NYSE Tech Failure Underscores Vulnerability Of Financial Markets
RENEE MONTAGNE, HOST:
The New York Stock Exchange reopens this morning after a technical glitch shut down trading for nearly four hours yesterday. The incident had little effect on investors because the exchange was able to route trades through electronic markets. Still, the shutdown underscores how vulnerable the markets have become to technical failures. NPR's Jim Zarroli reports.
JIM ZARROLI, BYLINE: Stock exchange officials decided to suspend trading at about 11:30 after finding what they called a configuration problem. They didn't reopen trading until a little after 3. Officials wouldn't elaborate about what had caused the shutdown, although NYSE president Tom Farley told CNBC it wasn't any kind of hacker.
(SOUNDBITE OF ARCHIVED RECORDING)
TOM FARLEY: We found what was wrong, and we fixed what was wrong, and we have no evidence whatsoever to suspect that it was external.
ZARROLI: Whatever the cause, damage was kept to a minimum and most trades went on as usual. Because the financial markets have become so fragmented, the New York Stock Exchange no longer dominates trading the way it once did. Eric Hunsader is CEO at Nanex, which sells market data to investors.
ERIC HUNSADER: The way our markets are set up, there are almost a dozen stock exchanges, you know, and the NYSE is less than 10 percent of trading activity. Really, the impact is small.
ZARROLI: And what trades the exchange does do could quickly be steered into one of the many electronic markets that have been opened in recent years. Charles Jones, professor of finance at Columbia Business School, says there's been a lot of debate about whether the proliferation of new trading venues is actually a good thing for investors.
CHARLES JONES: This doesn't answer the question, but certainly this is an upside to having lots of markets trading things is that there are alternatives when one goes down.
ZARROLI: But yesterday's incident illustrates how dependent the markets have become on technology and how vulnerable they are when it fails. There have been shutdowns before now.

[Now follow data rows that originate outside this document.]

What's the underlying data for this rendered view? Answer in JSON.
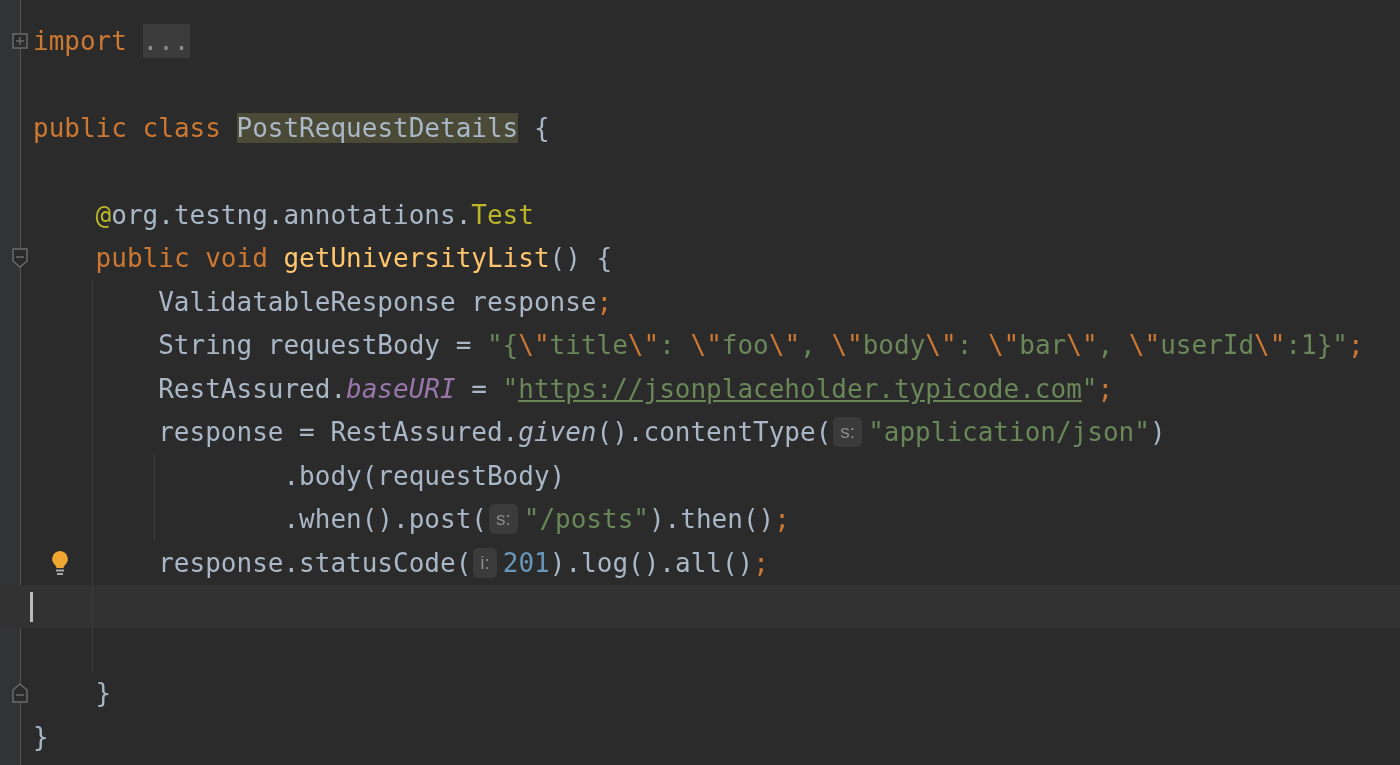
{
  "editor": {
    "lines": [
      {
        "kind": "top",
        "collapsed": true,
        "tokens": [
          {
            "kind": "kw",
            "text": "import"
          },
          {
            "kind": "folded",
            "text": "..."
          }
        ]
      },
      {
        "kind": "top"
      },
      {
        "kind": "top",
        "tokens": [
          {
            "kind": "kw",
            "text": "public class "
          },
          {
            "kind": "highlight",
            "text": "PostRequestDetails"
          },
          {
            "kind": "plain",
            "text": " {"
          }
        ]
      },
      {
        "kind": "top"
      },
      {
        "kind": "member",
        "tokens": [
          {
            "kind": "annotation",
            "text": "@"
          },
          {
            "kind": "plain",
            "text": "org.testng.annotations."
          },
          {
            "kind": "annotation",
            "text": "Test"
          }
        ]
      },
      {
        "kind": "member",
        "fold_start": true,
        "tokens": [
          {
            "kind": "kw",
            "text": "public void "
          },
          {
            "kind": "method",
            "text": "getUniversityList"
          },
          {
            "kind": "plain",
            "text": "() {"
          }
        ]
      },
      {
        "kind": "statement",
        "tokens": [
          {
            "kind": "plain",
            "text": "ValidatableResponse response"
          },
          {
            "kind": "kw",
            "text": ";"
          }
        ]
      },
      {
        "kind": "statement",
        "tokens": [
          {
            "kind": "plain",
            "text": "String requestBody = "
          },
          {
            "kind": "str",
            "text": "\"{"
          },
          {
            "kind": "esc",
            "text": "\\\""
          },
          {
            "kind": "str",
            "text": "title"
          },
          {
            "kind": "esc",
            "text": "\\\""
          },
          {
            "kind": "str",
            "text": ": "
          },
          {
            "kind": "esc",
            "text": "\\\""
          },
          {
            "kind": "str",
            "text": "foo"
          },
          {
            "kind": "esc",
            "text": "\\\""
          },
          {
            "kind": "str",
            "text": ", "
          },
          {
            "kind": "esc",
            "text": "\\\""
          },
          {
            "kind": "str",
            "text": "body"
          },
          {
            "kind": "esc",
            "text": "\\\""
          },
          {
            "kind": "str",
            "text": ": "
          },
          {
            "kind": "esc",
            "text": "\\\""
          },
          {
            "kind": "str",
            "text": "bar"
          },
          {
            "kind": "esc",
            "text": "\\\""
          },
          {
            "kind": "str",
            "text": ", "
          },
          {
            "kind": "esc",
            "text": "\\\""
          },
          {
            "kind": "str",
            "text": "userId"
          },
          {
            "kind": "esc",
            "text": "\\\""
          },
          {
            "kind": "str",
            "text": ":1}\""
          },
          {
            "kind": "kw",
            "text": ";"
          }
        ]
      },
      {
        "kind": "statement",
        "tokens": [
          {
            "kind": "plain",
            "text": "RestAssured."
          },
          {
            "kind": "field",
            "text": "baseURI"
          },
          {
            "kind": "plain",
            "text": " = "
          },
          {
            "kind": "str",
            "text": "\""
          },
          {
            "kind": "link",
            "text": "https://jsonplaceholder.typicode.com"
          },
          {
            "kind": "str",
            "text": "\""
          },
          {
            "kind": "kw",
            "text": ";"
          }
        ]
      },
      {
        "kind": "statement",
        "tokens": [
          {
            "kind": "plain",
            "text": "response = RestAssured."
          },
          {
            "kind": "static",
            "text": "given"
          },
          {
            "kind": "plain",
            "text": "().contentType("
          },
          {
            "kind": "hint",
            "text": "s:"
          },
          {
            "kind": "str",
            "text": "\"application/json\""
          },
          {
            "kind": "plain",
            "text": ")"
          }
        ]
      },
      {
        "kind": "continuation",
        "tokens": [
          {
            "kind": "plain",
            "text": ".body(requestBody)"
          }
        ]
      },
      {
        "kind": "continuation",
        "tokens": [
          {
            "kind": "plain",
            "text": ".when().post("
          },
          {
            "kind": "hint",
            "text": "s:"
          },
          {
            "kind": "str",
            "text": "\"/posts\""
          },
          {
            "kind": "plain",
            "text": ").then()"
          },
          {
            "kind": "kw",
            "text": ";"
          }
        ]
      },
      {
        "kind": "statement",
        "bulb": true,
        "tokens": [
          {
            "kind": "plain",
            "text": "response.statusCode("
          },
          {
            "kind": "hint",
            "text": "i:"
          },
          {
            "kind": "num",
            "text": "201"
          },
          {
            "kind": "plain",
            "text": ").log().all()"
          },
          {
            "kind": "kw",
            "text": ";"
          }
        ]
      },
      {
        "kind": "statement",
        "current": true
      },
      {
        "kind": "statement"
      },
      {
        "kind": "member",
        "fold_end": true,
        "tokens": [
          {
            "kind": "plain",
            "text": "}"
          }
        ]
      },
      {
        "kind": "top",
        "tokens": [
          {
            "kind": "plain",
            "text": "}"
          }
        ]
      }
    ]
  }
}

In August 2013, trading on the Nasdaq stock exchange was suspended altogether for three hours because of what was called a software bug. There are more market participants trying to trade on more venues, and they're trying to do it faster than ever. Again, NYSE president Tom Farley.
FARLEY: Our markets are complicated and complex, and therefore the systems are necessarily complicated and complex. And so you do have issues that arise from time to time.
ZARROLI: For the NYSE, yesterday's incident is a big embarrassment, and officials rushed to do damage control. They held several conference calls during the day with big investors and regulators, trying to keep them apprised of what was happening. Brad McMillan is chief investment officer at Commonwealth Financial Network. He says yesterday's shutdown could well harm the exchange.
BRAD MCMILLAN: If you are a trader, this is an inconvenience. Why would you go to the New York Stock Exchange if they're going to glitch? So it might hurt their business. That's possible.
ZARROLI: The Obama administration said it was satisfied there was no malice behind the incident, but the Securities and Exchange Commission said it was closely monitoring events yesterday. And the incident is certain to bring the exchange a lot more scrutiny from federal regulators. Jim Zarroli, NPR News, New York. Transcript provided by NPR, Copyright NPR.